■ WHAT THIS TASK INVOLVES: In the records below, find every line that contains "Publish" and list it.

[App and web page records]
=-=-=
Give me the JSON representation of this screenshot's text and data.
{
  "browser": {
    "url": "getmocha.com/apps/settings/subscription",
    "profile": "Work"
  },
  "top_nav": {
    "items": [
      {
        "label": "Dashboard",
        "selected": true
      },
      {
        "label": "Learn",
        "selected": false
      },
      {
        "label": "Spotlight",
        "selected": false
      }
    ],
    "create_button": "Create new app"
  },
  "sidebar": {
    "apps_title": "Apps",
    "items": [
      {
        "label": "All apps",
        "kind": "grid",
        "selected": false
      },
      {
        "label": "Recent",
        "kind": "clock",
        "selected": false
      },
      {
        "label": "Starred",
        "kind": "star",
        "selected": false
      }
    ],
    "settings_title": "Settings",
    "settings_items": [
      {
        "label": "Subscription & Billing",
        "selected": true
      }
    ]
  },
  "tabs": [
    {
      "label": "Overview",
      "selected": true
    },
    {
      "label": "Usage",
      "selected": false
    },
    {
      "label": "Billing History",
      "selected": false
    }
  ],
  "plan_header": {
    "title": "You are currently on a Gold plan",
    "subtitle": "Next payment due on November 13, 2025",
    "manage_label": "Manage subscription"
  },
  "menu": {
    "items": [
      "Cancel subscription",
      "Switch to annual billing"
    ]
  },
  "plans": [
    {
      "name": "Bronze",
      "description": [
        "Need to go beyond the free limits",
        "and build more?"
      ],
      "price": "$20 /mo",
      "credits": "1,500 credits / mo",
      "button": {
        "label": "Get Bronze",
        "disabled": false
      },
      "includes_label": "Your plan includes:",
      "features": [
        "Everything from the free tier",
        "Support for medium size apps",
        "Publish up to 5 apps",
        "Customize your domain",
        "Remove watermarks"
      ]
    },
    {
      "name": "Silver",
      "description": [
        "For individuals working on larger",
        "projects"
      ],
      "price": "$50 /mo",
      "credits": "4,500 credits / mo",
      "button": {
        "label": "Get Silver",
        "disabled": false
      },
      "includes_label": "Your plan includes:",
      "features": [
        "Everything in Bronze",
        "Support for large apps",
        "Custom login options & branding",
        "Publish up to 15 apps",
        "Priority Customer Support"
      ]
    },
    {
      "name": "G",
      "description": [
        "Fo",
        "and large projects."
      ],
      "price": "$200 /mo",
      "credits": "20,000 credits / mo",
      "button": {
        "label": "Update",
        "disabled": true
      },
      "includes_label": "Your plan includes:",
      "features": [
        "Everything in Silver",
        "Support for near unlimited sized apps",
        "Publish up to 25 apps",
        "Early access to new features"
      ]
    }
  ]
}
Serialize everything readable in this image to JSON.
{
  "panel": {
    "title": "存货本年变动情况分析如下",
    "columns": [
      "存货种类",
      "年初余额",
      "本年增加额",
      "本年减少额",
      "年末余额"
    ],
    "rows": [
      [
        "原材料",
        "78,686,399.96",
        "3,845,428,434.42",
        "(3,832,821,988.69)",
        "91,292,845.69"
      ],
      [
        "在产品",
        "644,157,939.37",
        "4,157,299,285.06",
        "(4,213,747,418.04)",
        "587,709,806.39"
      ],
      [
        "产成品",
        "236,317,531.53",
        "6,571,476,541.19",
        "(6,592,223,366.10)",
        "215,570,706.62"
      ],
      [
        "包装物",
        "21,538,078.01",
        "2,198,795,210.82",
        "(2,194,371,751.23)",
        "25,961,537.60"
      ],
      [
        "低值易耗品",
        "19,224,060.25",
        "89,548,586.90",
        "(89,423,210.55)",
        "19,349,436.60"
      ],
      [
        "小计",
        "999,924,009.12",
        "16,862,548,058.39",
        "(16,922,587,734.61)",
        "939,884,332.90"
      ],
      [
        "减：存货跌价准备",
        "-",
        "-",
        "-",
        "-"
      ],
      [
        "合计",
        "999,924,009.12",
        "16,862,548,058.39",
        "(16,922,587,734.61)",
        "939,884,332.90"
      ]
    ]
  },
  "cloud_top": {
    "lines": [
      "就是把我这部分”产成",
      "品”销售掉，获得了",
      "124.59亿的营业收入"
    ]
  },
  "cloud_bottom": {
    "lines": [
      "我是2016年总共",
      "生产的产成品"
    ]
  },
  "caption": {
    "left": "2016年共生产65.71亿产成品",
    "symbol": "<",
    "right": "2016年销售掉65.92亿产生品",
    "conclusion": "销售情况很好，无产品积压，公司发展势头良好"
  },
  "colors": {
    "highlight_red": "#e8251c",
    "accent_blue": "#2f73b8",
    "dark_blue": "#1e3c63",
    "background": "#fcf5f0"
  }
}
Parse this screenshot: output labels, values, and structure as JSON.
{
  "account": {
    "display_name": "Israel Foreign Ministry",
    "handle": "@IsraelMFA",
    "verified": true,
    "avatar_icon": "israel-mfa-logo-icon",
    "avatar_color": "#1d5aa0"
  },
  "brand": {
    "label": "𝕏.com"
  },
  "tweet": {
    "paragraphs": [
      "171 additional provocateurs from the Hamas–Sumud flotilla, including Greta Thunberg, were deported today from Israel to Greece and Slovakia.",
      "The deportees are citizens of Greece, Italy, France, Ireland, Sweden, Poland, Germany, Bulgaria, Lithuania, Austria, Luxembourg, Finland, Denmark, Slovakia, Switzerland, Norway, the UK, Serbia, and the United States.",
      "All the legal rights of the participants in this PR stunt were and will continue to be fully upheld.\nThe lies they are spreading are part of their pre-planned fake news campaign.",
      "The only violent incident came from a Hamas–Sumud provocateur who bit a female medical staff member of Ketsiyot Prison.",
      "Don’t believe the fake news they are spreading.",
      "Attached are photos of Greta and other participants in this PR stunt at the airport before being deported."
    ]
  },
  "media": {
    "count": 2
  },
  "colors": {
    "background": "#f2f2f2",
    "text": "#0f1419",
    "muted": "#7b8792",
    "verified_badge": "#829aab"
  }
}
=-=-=
■ TASK OUTPUT:
        "Publish up to 5 apps",
        "Publish up to 15 apps",
        "Publish up to 25 apps",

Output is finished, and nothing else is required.